Aside from a handful of diplomatic missions, North Korea isn't deeply involved in international commerce, culture or conversation. Run by third-generation ruler Kim Jong Un, the country is best described as complicated. With limited global reach and an almost nonexistent tourism industry, it would seem North Korea lives up to the "hermit kingdom" metaphor.
But there's one notable exception: the North Korean government operates more than 100 restaurants in other countries. These eateries have locations in major international cities in Asia, though there are none in the United States. They operate under different names, with the two most common being Pyongyang Restaurant and Okryu-Gwan (Okryu Restaurant), a popular restaurant brand in North Korea.
Cashing in on culinary diplomacy
The menus at Pyongyang and Okryugwan include a few dishes that are reportedly popular domestically. There is kimchi (a spicier version than what you'll typically find in South Korea), naengmyeon or raengmyŏn, a cold buckwheat and sweet potato noodle dish, and soju, an alcoholic drink popular on both sides of the 38th Parallel.
Idealistic diners might see these restaurants as places where food transcends conflict. That could be the case, but there seems to be another purpose for these venues besides culinary diplomacy.
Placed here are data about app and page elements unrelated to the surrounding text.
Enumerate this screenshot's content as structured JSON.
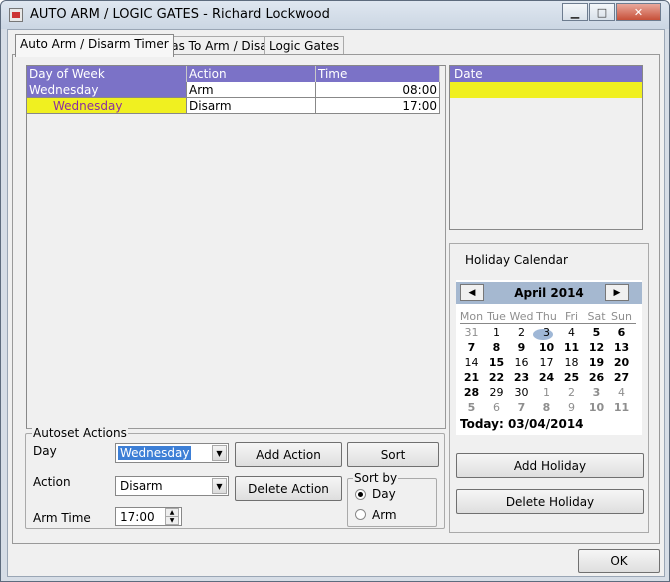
{
  "window": {
    "title": "AUTO ARM / LOGIC GATES - Richard Lockwood",
    "minimize_glyph": "▁",
    "maximize_glyph": "□",
    "close_glyph": "✕"
  },
  "tabs": [
    {
      "label": "Auto Arm / Disarm Timer",
      "active": true
    },
    {
      "label": "Areas To Arm / Disarm",
      "active": false
    },
    {
      "label": "Logic Gates",
      "active": false
    }
  ],
  "schedule_grid": {
    "columns": [
      "Day of Week",
      "Action",
      "Time"
    ],
    "rows": [
      {
        "day": "Wednesday",
        "action": "Arm",
        "time": "08:00"
      },
      {
        "day": "Wednesday",
        "action": "Disarm",
        "time": "17:00"
      }
    ]
  },
  "date_list": {
    "header": "Date"
  },
  "holiday": {
    "panel_title": "Holiday Calendar",
    "month_label": "April 2014",
    "prev_glyph": "◀",
    "next_glyph": "▶",
    "dow": [
      "Mon",
      "Tue",
      "Wed",
      "Thu",
      "Fri",
      "Sat",
      "Sun"
    ],
    "weeks": [
      [
        "31",
        "1",
        "2",
        "3",
        "4",
        "5",
        "6"
      ],
      [
        "7",
        "8",
        "9",
        "10",
        "11",
        "12",
        "13"
      ],
      [
        "14",
        "15",
        "16",
        "17",
        "18",
        "19",
        "20"
      ],
      [
        "21",
        "22",
        "23",
        "24",
        "25",
        "26",
        "27"
      ],
      [
        "28",
        "29",
        "30",
        "1",
        "2",
        "3",
        "4"
      ],
      [
        "5",
        "6",
        "7",
        "8",
        "9",
        "10",
        "11"
      ]
    ],
    "today_label": "Today: 03/04/2014",
    "add_label": "Add Holiday",
    "delete_label": "Delete Holiday"
  },
  "autoset": {
    "title": "Autoset Actions",
    "day_label": "Day",
    "day_value": "Wednesday",
    "action_label": "Action",
    "action_value": "Disarm",
    "time_label": "Arm Time",
    "time_value": "17:00",
    "add_action_label": "Add Action",
    "delete_action_label": "Delete Action",
    "sort_label": "Sort",
    "sortby_title": "Sort by",
    "sort_options": [
      {
        "label": "Day",
        "selected": true
      },
      {
        "label": "Arm",
        "selected": false
      }
    ]
  },
  "footer": {
    "ok_label": "OK"
  },
  "colors": {
    "grid_header": "#7b72c7",
    "selected_row": "#f0f020",
    "selected_row_text": "#8b2fa0",
    "combo_selected": "#3d7fd6"
  }
}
The restaurants have proven popular with curious tourists and locals, so they're profitable and are a good source of foreign currency for the heavily sanctioned government in Pyongyang. In order to remain in good standing with Kim Jong Un, Okryugwan outlets reportedly have to remit the equivalent of at least $100,000 to Pyongyang annually.
The "hard cash" theory is supported by the fact that the restaurants started appearing in the early 1990s after the fall of the Soviet Union, which had previously been North Korea’s main benefactor.
What about sanctions?
The profits from these chains pale in comparison to the massive global commerce efforts of similarly-sized countries, but the restaurants do raise questions about sanctions against North Korea. In most cases, Okryugwan and Pyongyang sit in a grey area. In China, for example, the restaurants’ staff members sing and dance as well as serve food, which qualifies them to remain in the country as cultural performers vs. needing work visas, which would be illegal under current rules. Similar arrangements seem to be in place in other countries as well.
Who eats at the restaurants?
On any night of the week, residents of cosmopolitan Dubai can get a taste of reclusive North Korea's culture at Okryu-gwan, a satellite of Pyongyang's massive national canteen. (Photo: Giuseppe Cacace/AFP/Getty Images)
North Korean tourists looking for a taste of home will find few options. Though a few restaurants reportedly turn away South Koreans, that's not true everywhere; in fact, they make up a majority of the diners. Other patrons are merely curiosity-seekers looking for a singular experience or a story to share.
Plenty of journalists and bloggers have written about their experiences inside these culinary outposts. Most call the food average at best, and some report being asked not to take pictures, being brushed off or given stock answers when they ask the waitstaff questions about their homeland.
At most locations, staff members also perform songs and wear traditional costumes. The tunes are sometimes North Korean, but other times the performances are focused on traditional songs from the host country. According to a report in the Washington Post, almost all Pyongyang and Okryugwan staff members are young females who come from elite families in Pyongyang.
Will these restaurants stay open?
Can employees leave? More than a dozen employees defected from a location in China and made their way to South Korea, where they requested asylum.
Recently, South Korean officials have warned their citizens away from these restaurants, saying that they support the North financially. At the same time, tensions with China and other nations in the region have made life more difficult for the eateries. In short, doing business is not as easy as it used to be.
Whether you believe in the idea of food transcending politics or not, these restaurants offer an opportunity to experience the food and people of a little-known culture. Judging from the reviews and reports, the experiences and quality vary from restaurant to restaurant, with some saying staff are friendly and others saying they are suspicious or standoffish. In either case, the novelty seems to be the main attraction for those who choose to eat at these unlikely North Korean outposts.